So art is "too important to leave to chance? Huh? Evolution, then, is deliberate? I mean, what's the opposite of chance here? I'm sure the article is doing a bad job but I *hate* it when folks try to make art seem more meaningful or interesting by explaining it in evolutionary terms, especially when they don't know jack shit about theories of evolution. And what exactly might that explanation really tell us? I don't care if Martians landed on earth a billion trillion years ago and implanted a DNA code for artistic production or that plants and ticks and monkeys and birds make art too and thus the whole world is one big art project. Ok, the latter example is a jab at Elizabeth Grosz who I greatly admire but who gave a stunningly silly lecture on art and evolution last year at Wayne' English dept. According to Grosz, after a long explanation of environment and something about ticks, it all adds up to--are you ready for this?--art equals "vibrations." Please. Come on...I mean, duh, whatever. *Everything* equals vibrations. The whole fucking universe. It's like a more boring version of string theory. I get it, it's just... so what? What, as a critic, are you supposed to do with that? The meaning of Jackson Pollack's drip paintings? Vibrations. Motorhead's super fast bad ass punk rock metal? Vibrations. Bach's Mass in B Minor? Vibrations. Foghat's crappy rock songs? Vibrations,. Tyree Guyton's urban detritus installations and legendary dots? Vibrations. Please. Kill. Me. Evolutionary explanations for art like Grosz's say nothing *interesting* or specific about art practices--their history, their form, their politics, their pleasure. Evolution, on the other hand, is fascinating.

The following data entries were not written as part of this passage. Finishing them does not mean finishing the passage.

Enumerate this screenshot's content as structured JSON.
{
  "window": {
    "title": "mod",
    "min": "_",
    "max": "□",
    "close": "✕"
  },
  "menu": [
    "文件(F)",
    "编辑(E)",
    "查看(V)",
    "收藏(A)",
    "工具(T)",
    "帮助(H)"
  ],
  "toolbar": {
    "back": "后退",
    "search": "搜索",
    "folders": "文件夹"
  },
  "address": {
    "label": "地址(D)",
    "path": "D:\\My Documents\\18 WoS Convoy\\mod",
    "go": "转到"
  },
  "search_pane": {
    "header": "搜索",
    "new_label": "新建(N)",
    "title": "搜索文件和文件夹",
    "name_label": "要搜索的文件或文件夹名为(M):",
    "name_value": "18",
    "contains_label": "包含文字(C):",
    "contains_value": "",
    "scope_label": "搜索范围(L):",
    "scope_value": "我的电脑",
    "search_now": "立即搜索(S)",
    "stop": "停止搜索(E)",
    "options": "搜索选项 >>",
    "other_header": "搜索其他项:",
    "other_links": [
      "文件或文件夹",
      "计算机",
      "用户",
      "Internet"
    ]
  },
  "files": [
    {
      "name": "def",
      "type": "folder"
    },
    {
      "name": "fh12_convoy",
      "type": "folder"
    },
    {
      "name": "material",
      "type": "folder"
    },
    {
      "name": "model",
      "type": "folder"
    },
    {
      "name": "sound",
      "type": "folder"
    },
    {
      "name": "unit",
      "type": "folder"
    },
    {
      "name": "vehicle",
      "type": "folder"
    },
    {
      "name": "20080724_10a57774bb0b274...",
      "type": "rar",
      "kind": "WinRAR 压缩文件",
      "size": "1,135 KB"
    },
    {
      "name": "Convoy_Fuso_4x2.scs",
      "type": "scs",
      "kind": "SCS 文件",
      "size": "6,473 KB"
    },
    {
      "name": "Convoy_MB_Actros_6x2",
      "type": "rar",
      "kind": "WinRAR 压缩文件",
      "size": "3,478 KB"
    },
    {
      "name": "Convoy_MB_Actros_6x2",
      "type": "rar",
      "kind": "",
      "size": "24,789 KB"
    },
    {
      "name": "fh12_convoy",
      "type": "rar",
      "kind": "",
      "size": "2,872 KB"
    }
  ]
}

Well, you know, maybe the article just sucks but it really annoyed me. End of today's rant.